----- EXTRACTED RECORDS

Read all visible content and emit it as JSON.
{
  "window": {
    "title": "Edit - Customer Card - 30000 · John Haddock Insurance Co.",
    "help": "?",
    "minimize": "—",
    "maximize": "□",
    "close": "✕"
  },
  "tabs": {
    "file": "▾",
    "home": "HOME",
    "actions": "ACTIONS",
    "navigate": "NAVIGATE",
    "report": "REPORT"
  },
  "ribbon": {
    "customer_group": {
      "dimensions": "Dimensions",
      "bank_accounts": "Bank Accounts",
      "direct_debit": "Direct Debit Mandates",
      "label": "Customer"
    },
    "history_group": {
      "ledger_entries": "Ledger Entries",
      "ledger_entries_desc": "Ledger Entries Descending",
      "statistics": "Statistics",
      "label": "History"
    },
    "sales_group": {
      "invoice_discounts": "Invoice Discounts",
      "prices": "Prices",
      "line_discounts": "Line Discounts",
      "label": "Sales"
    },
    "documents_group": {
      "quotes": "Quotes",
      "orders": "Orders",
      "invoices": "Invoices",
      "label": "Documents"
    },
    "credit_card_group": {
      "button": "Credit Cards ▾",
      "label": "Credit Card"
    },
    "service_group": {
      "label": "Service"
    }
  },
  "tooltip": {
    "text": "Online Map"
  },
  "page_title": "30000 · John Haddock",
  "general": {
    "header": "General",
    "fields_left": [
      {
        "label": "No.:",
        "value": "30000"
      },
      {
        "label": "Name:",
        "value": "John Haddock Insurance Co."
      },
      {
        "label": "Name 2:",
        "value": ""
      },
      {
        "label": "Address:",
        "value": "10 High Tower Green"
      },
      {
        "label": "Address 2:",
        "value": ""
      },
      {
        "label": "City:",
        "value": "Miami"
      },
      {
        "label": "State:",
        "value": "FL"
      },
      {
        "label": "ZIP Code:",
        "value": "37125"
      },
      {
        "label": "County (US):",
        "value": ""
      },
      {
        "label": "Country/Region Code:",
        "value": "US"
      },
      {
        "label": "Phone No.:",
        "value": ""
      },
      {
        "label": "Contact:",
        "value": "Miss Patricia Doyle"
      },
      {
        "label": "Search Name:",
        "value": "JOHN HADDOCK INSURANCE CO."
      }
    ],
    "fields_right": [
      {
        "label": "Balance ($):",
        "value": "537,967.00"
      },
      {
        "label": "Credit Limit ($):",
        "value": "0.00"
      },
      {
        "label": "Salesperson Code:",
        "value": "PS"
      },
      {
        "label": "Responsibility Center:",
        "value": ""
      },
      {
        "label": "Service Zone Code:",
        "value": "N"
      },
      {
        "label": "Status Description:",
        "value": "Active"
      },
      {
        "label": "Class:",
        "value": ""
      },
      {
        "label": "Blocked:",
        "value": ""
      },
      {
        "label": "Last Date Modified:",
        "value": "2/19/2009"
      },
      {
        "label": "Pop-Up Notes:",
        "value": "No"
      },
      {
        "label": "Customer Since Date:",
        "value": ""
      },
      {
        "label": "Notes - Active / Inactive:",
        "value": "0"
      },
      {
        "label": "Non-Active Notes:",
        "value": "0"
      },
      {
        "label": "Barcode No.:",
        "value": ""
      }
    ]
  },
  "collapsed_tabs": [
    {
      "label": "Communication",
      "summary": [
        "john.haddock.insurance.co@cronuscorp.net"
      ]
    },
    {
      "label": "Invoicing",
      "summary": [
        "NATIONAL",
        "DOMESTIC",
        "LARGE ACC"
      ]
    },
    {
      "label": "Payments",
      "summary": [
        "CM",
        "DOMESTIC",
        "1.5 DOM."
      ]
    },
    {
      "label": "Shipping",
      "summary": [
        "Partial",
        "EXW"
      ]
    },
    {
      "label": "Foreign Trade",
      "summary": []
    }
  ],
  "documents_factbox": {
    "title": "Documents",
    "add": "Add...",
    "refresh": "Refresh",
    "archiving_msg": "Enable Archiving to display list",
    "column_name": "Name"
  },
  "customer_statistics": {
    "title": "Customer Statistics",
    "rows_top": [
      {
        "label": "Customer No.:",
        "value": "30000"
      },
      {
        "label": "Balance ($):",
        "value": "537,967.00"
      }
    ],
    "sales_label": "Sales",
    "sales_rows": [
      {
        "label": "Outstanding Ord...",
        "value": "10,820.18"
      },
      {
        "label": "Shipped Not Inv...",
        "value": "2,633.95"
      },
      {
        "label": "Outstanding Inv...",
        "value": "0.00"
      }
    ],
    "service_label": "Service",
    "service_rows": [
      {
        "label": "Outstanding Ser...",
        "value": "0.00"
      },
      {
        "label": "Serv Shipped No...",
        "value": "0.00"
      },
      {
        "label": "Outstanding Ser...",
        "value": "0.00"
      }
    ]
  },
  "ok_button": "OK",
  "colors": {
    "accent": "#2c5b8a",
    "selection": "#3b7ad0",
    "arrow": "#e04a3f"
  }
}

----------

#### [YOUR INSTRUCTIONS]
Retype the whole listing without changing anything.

#### [RESPONSE AREA]
Read all visible content and emit it as JSON.
{
  "window": {
    "title": "Edit - Customer Card - 30000 · John Haddock Insurance Co.",
    "help": "?",
    "minimize": "—",
    "maximize": "□",
    "close": "✕"
  },
  "tabs": {
    "file": "▾",
    "home": "HOME",
    "actions": "ACTIONS",
    "navigate": "NAVIGATE",
    "report": "REPORT"
  },
  "ribbon": {
    "customer_group": {
      "dimensions": "Dimensions",
      "bank_accounts": "Bank Accounts",
      "direct_debit": "Direct Debit Mandates",
      "label": "Customer"
    },
    "history_group": {
      "ledger_entries": "Ledger Entries",
      "ledger_entries_desc": "Ledger Entries Descending",
      "statistics": "Statistics",
      "label": "History"
    },
    "sales_group": {
      "invoice_discounts": "Invoice Discounts",
      "prices": "Prices",
      "line_discounts": "Line Discounts",
      "label": "Sales"
    },
    "documents_group": {
      "quotes": "Quotes",
      "orders": "Orders",
      "invoices": "Invoices",
      "label": "Documents"
    },
    "credit_card_group": {
      "button": "Credit Cards ▾",
      "label": "Credit Card"
    },
    "service_group": {
      "label": "Service"
    }
  },
  "tooltip": {
    "text": "Online Map"
  },
  "page_title": "30000 · John Haddock",
  "general": {
    "header": "General",
    "fields_left": [
      {
        "label": "No.:",
        "value": "30000"
      },
      {
        "label": "Name:",
        "value": "John Haddock Insurance Co."
      },
      {
        "label": "Name 2:",
        "value": ""
      },
      {
        "label": "Address:",
        "value": "10 High Tower Green"
      },
      {
        "label": "Address 2:",
        "value": ""
      },
      {
        "label": "City:",
        "value": "Miami"
      },
      {
        "label": "State:",
        "value": "FL"
      },
      {
        "label": "ZIP Code:",
        "value": "37125"
      },
      {
        "label": "County (US):",
        "value": ""
      },
      {
        "label": "Country/Region Code:",
        "value": "US"
      },
      {
        "label": "Phone No.:",
        "value": ""
      },
      {
        "label": "Contact:",
        "value": "Miss Patricia Doyle"
      },
      {
        "label": "Search Name:",
        "value": "JOHN HADDOCK INSURANCE CO."
      }
    ],
    "fields_right": [
      {
        "label": "Balance ($):",
        "value": "537,967.00"
      },
      {
        "label": "Credit Limit ($):",
        "value": "0.00"
      },
      {
        "label": "Salesperson Code:",
        "value": "PS"
      },
      {
        "label": "Responsibility Center:",
        "value": ""
      },
      {
        "label": "Service Zone Code:",
        "value": "N"
      },
      {
        "label": "Status Description:",
        "value": "Active"
      },
      {
        "label": "Class:",
        "value": ""
      },
      {
        "label": "Blocked:",
        "value": ""
      },
      {
        "label": "Last Date Modified:",
        "value": "2/19/2009"
      },
      {
        "label": "Pop-Up Notes:",
        "value": "No"
      },
      {
        "label": "Customer Since Date:",
        "value": ""
      },
      {
        "label": "Notes - Active / Inactive:",
        "value": "0"
      },
      {
        "label": "Non-Active Notes:",
        "value": "0"
      },
      {
        "label": "Barcode No.:",
        "value": ""
      }
    ]
  },
  "collapsed_tabs": [
    {
      "label": "Communication",
      "summary": [
        "john.haddock.insurance.co@cronuscorp.net"
      ]
    },
    {
      "label": "Invoicing",
      "summary": [
        "NATIONAL",
        "DOMESTIC",
        "LARGE ACC"
      ]
    },
    {
      "label": "Payments",
      "summary": [
        "CM",
        "DOMESTIC",
        "1.5 DOM."
      ]
    },
    {
      "label": "Shipping",
      "summary": [
        "Partial",
        "EXW"
      ]
    },
    {
      "label": "Foreign Trade",
      "summary": []
    }
  ],
  "documents_factbox": {
    "title": "Documents",
    "add": "Add...",
    "refresh": "Refresh",
    "archiving_msg": "Enable Archiving to display list",
    "column_name": "Name"
  },
  "customer_statistics": {
    "title": "Customer Statistics",
    "rows_top": [
      {
        "label": "Customer No.:",
        "value": "30000"
      },
      {
        "label": "Balance ($):",
        "value": "537,967.00"
      }
    ],
    "sales_label": "Sales",
    "sales_rows": [
      {
        "label": "Outstanding Ord...",
        "value": "10,820.18"
      },
      {
        "label": "Shipped Not Inv...",
        "value": "2,633.95"
      },
      {
        "label": "Outstanding Inv...",
        "value": "0.00"
      }
    ],
    "service_label": "Service",
    "service_rows": [
      {
        "label": "Outstanding Ser...",
        "value": "0.00"
      },
      {
        "label": "Serv Shipped No...",
        "value": "0.00"
      },
      {
        "label": "Outstanding Ser...",
        "value": "0.00"
      }
    ]
  },
  "ok_button": "OK",
  "colors": {
    "accent": "#2c5b8a",
    "selection": "#3b7ad0",
    "arrow": "#e04a3f"
  }
}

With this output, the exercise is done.